I started drinking coffee recently; It’s something I feel strange about. It feels like fuel for us desk workers. In the beginning, both tea and coffee were not functioning as fuel, but rather as a leisure activity. How come?

After some digging, I found a charming story in «Sweetness and Power» written by Sidney Mintz in 1998, and «Black tea Lesson» from Gi-young Moon that was released in 2014.

Both coffee and tea arrived in the British Isles in the 1600’s. Tea was introduced by Portuguese Infanta Catherine de Braganza.

When tea arrived in Great Britain it was extremely expensive since China had monopolised the tea industry and the transportation of it took forever -sometimes two years from China to England. However, even though the price of tea was high, it was highly popular as a social activity, among the high class. The amount of tea imported to England doubled every year. Simultaneously manners, tools and culture were developed around tea as “afternoon tea” or “low tea”.

After the industrial revolution, tea widely spread throughout the entire British society. Partly because tea prices went down, but also because it provided a certain amount of nutrition in low cost and short preparation time.

From 1860, England found a new way to supply the country with tea, which also resulted in a reduction of tea prices. They started to produce it themselves in India, which was a colony of Britain at that moment, instead of buying it from China. With the help of the development of the steam engine, the quality of tea became high enough to compare to the ones from China and the time for transport was now also reduced.

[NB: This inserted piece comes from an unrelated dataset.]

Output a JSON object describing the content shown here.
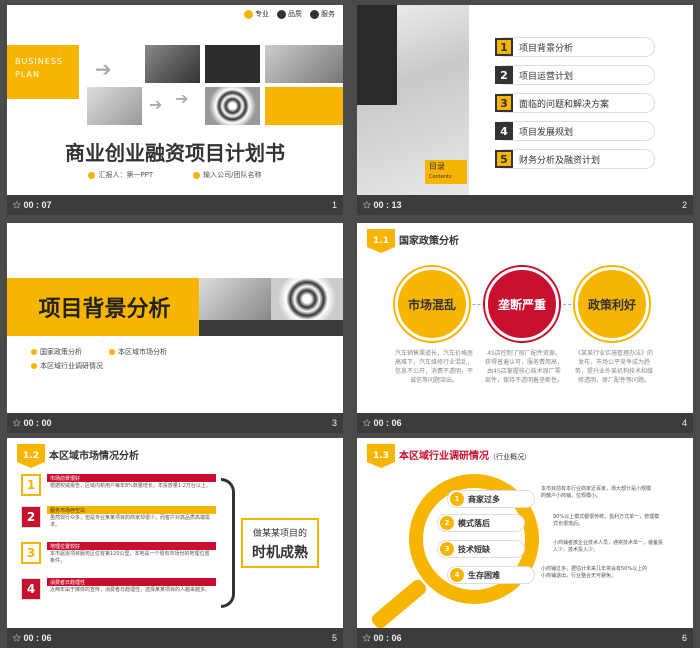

Back in the UK, the industrial revolution was in full blossom and the perception of time had started to change; the time began to measure as money for the factory workers. Another new thing that came with urbanisation and factories was that workers started to have commuting time. Workers had to rush in the morning and didn’t have time to have proper breakfast. In these circumstances, tea with milk and sugar was the perfect fast food. Soon the factories started to have “tea breaks” since they realised it was more efficient in the end.

Moreover, some were saying tea culture even brought up the discussion about the right of women, since tea gathered women together.

As tea, coffee is one of the most valuable legally traded commodity in the world, and also major fuel in modern times. They are not only drinks but maybe also indicators towards the development of labour and society at large.

*this research was a collaboration with the exhibition “Re: loading Technology” that happened in March-May 2018, and exhibited at TAC Eindhoven.